One of our main goals with this film was to make a horror film featuring teenagers that we could relate to. That meant having teen characters that are actually played by teenagers, talk like teenagers, and interact with technology like teenagers. It seems like a lot of genre films featuring young ensembles are set in the past since that's when the filmmakers were teens, so we were excited to do one that was set in the present and in a world that feels familiar to us. We also felt that since we were trying to make this world feel realistic, certain slasher tropes wouldn't fit as well. For instance, we wanted to keep the characters grounded by highlighting the guilt felt by the survivors. I also chose to focus more on fleshing out the characters than having massive twists, since having characters that people care about leads to a bigger impact when they get decapitated.
My favorite part of the movie is the comedic beats between Tyler (Sean Okimoto) and James (Carlos Noreña). Okimoto in particular is hilarious with his delivery. How did you know they'd be able to carry a whole film?
Sean has been acting (and composing music) for my films since 8th grade. I wrote the role of Tyler specifically for him and he really stepped up to the plate since this was by far the most dialogue he'd ever had to learn. Carlos has been a friend of ours throughout high school, and whenever we'd worked together on previous projects he always showed up incredibly prepared and totally understood the character. We thought that they were going to do well in the roles but they blew us away with their chemistry and improvised body language. Neither of them is planning to pursue acting professionally (Sean is planning to major in Psychology and Carlos will major in Nuclear Physics), but they really brought it for this film.
What was the budget on the film? I saw a crowdfunding page where you raised $1500.

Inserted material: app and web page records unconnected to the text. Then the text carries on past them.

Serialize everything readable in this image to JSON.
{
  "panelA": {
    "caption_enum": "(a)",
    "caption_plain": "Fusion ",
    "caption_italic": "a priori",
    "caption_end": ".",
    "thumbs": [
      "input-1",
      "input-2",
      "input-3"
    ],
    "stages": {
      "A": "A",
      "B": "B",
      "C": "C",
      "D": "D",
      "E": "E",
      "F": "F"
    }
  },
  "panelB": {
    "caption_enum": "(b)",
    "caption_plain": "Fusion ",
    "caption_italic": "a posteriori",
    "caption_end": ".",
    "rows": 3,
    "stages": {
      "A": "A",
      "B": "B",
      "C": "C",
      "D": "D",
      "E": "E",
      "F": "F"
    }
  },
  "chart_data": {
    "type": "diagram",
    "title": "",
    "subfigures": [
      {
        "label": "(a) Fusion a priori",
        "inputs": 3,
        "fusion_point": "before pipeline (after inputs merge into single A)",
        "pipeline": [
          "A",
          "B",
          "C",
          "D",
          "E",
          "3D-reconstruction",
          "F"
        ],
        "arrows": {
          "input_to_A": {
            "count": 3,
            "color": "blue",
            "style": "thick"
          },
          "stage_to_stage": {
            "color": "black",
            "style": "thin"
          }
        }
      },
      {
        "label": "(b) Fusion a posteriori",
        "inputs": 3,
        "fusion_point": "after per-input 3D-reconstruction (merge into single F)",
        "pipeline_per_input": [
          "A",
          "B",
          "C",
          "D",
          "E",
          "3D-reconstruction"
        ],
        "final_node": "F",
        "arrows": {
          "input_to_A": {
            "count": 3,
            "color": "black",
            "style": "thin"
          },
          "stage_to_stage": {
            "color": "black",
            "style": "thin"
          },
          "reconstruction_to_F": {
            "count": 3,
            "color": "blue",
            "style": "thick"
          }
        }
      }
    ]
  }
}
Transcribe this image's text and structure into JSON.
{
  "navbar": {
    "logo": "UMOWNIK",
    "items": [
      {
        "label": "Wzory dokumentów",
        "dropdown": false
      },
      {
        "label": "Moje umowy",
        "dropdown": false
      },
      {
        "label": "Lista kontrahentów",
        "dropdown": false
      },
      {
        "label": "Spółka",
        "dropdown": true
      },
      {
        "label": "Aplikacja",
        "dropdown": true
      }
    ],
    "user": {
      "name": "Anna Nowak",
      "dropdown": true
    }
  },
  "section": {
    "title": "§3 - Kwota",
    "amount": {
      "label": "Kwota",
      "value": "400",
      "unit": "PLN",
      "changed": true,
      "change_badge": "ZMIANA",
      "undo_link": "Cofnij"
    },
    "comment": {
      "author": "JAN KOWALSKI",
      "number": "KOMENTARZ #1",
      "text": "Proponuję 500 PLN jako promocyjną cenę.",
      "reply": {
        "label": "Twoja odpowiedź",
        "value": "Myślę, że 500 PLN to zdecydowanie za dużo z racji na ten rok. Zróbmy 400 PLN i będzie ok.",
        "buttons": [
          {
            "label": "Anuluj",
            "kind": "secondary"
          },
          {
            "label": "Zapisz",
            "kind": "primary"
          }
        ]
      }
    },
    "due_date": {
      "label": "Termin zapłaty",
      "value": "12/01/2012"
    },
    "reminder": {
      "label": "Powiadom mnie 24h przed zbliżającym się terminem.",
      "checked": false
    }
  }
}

That fundraiser got us $1,000 since we donated about $500 of that to the Equal Justice Initiative. Then, Sean, Ethan, and I each pitched in a bit and bringing us to a production budget of $2,000 with a few hundred extra for promotion. However, we were able to stretch the budget by calling in a lot of favors on this production and found that both friends and strangers were quite eager to support us in this endeavor.
This movie presents parents as suspect and not trustworthy, yet in all likelihood you really needed the help of adults to help pull this off. Were they cool making a movie where their generation are either ineffectual or the bad guys?
Our parents were all surprisingly okay with it and really did help out a lot with the production. If you look through the credits you'll notice the same last names popping up a bunch. It wasn't a conscious decision to portray every adult in the movie negatively, but we definitely wanted this film to highlight that our generation is capable of a lot more than people might think.
What's next for you guys? Do you want to stay in horror or are you looking to branch into other genres?
I definitely want to continue making horror movies since they are so creatively exciting and the horror community has been so incredible to get to know and become a part of. I'm currently developing a new film that's a summer camp slasher with a bit of a twist but before I can get too serious about that, I'm gonna be attending Loyola Marymount University as a Film Production major. Ethan will be attending UC Santa Barbara and is also majoring in film. He too plans to continue making horror movies but also hopes to branch out into other genres. With our whole team spreading apart for college, it's hard to predict what will happen to Screenager Productions since each member of the cast and crew was so crucial to making this movie work, but we plan to reunite down the road (maybe for Satan's Servant 2?).
Satan’s Servant is now available to rent or purchase on Amazon. Outside the US, it can be viewed here. The filmmakers will be donating 15% of the film's earnings to the Equal Justice Initiative. Follow the filmmakers on Instagram for more!